Have you noticed when you stand in front of the class to begin teaching your students slouch down in their seats in a lackluster or defensive manner, assuming that another whole group lesson will be boring or too difficult? The design of the classroom space lets students know if it is teacher centered or student centered. Students can tell by the desk arrangement and the positioning of resources if there will be collaborative work, independent work, small group focus lessons or large group discussions.
If you want students to collaborate, give them an environment that encourages it. The individual elements of a classroom space work together to create an atmosphere that can either inspire students or stifle them. With that in mind, it’s easy to see what sort of negative effects a traditional classroom may have with its rigid design and structure. Active learning and true engagement require a far more flexible environment, one that gives students room to explore and succeed.
A learning environment that is conducive to students needs can help them develop both new knowledge and skills as well as performance, moral and civic character by experiencing the feelings of competence, belonging, security, friendliness, citizenship, cooperation, curiosity, creativity, and responsibility. We believe, as stated in the Academic Excellence Framework, that when teachers ENGAGE in intentionally planning a functional learning environment, they seek to improve learning as efficiently, effectively, and equitably as possible for ALL students, including those with differing abilities.

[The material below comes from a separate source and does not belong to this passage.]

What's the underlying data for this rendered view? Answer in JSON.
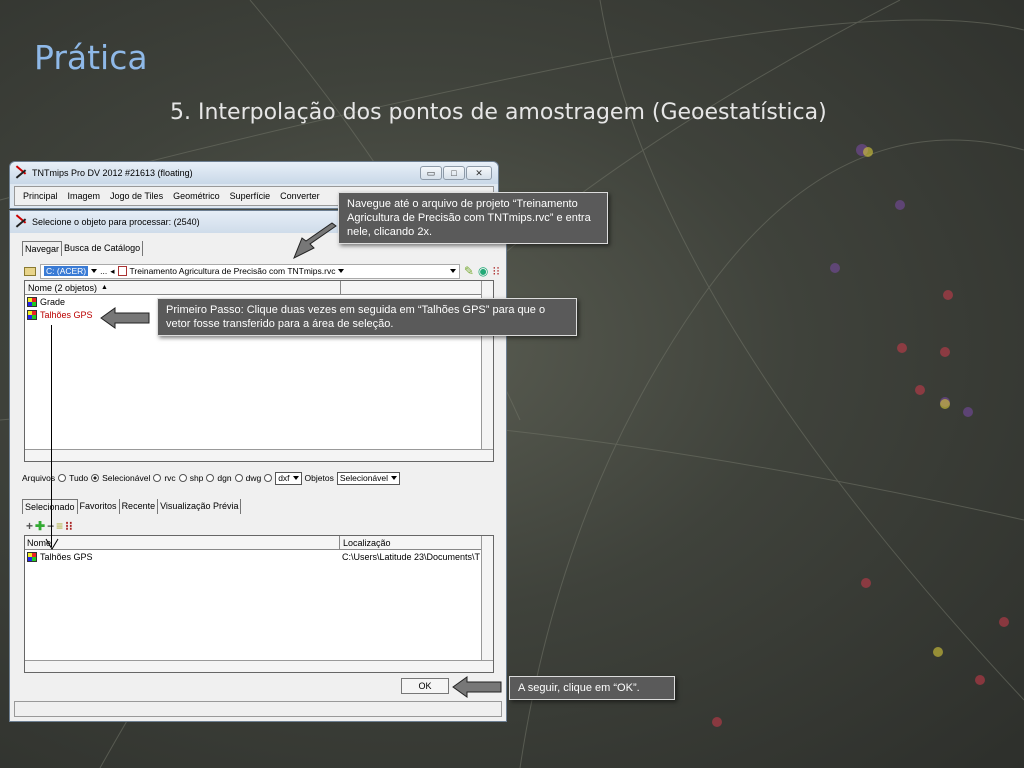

Here are five ways to make your classroom learning environment the third teacher; equal in importance as a parent or teacher. Make these distinct learning environments: focused learning environment, collaborative learning environment, and hands-on project-based learning environment.
- Design a flexible learning environment. Populate classrooms or “learning studios” with movable furniture and walls that can be reconfigured for different learning situations. Make your classroom space flexible, changing the seating arrangement based on whether students are working collaboratively, individually or having a group discussion or mini-lesson with the teacher. Outline your floor plan, room space to design a more functional space.
- Facilitate spontaneous collaboration. Convert walls into corner studios with whiteboard writable walls as a student working space. Position easels, tables, filing cabinets, and bookcases to create spaces and places for note taking, brainstorming, researching and experimenting. Move beyond using your interactive whiteboard as a glorified projector screen to using it as an active part of your students’ daily educational experience.
3. Create 21st Century Classroom Opportunities. Intentionally organize laptops, tablets and other technology resources for individual and group work. Give students choices for research, practice, and presentations in a technology space. Integrated into the curriculum, technology tools to powerfully extend learning. In today’s interconnected and technology-drive world, these tools can provide students and teachers with:
- Access to up-to-date, primary source material,
- Methods of collecting/recording data,
- Ways to collaborate with others around the world,
- Opportunities for expressing understanding
- Plan the environment based on your students’ needs. Foster learning tailored to the needs and wants of each student. Such environments offer the opportunity for students to “acquire and own” knowledge and skills in a personalized space, adapted to the student’s own learning styles and preferences. Provide comfortable seating and lighting for students who need an alternative to the typical classroom chairs and desks.
- Drum up donations to support your classroom makeover. Start a fund raising campaign at Indiegogo and Donors Choose. Write grants through NOVA for school furniture. Plan a drive-by at the local college during graduation week to collect furniture to recycle. Contact other organizations for reusable equipment, like The Reuse Network. Re-purpose materials you already have for 21st century functionality. Take a tour of classrooms at your school and use a T-chart to take notes on what you notice that makes the classroom space Teacher-Center or Student-Centered.
Think of an optimal learning environment as the support system that organizes the condition in which humans learn best. Each classroom space becomes a learning platform for authentic connections which ignites students’ thinking and learning. Greater interaction and communication between students and enhanced engagement, exploration and purposeful application of learning will take place. The learning spaces empower learners; teachers are facilitators, students are on the move. This type of learning environment provides the structures, tools, and communities that inspire students and educators to attain the knowledge and skills the 21st century demands of us all.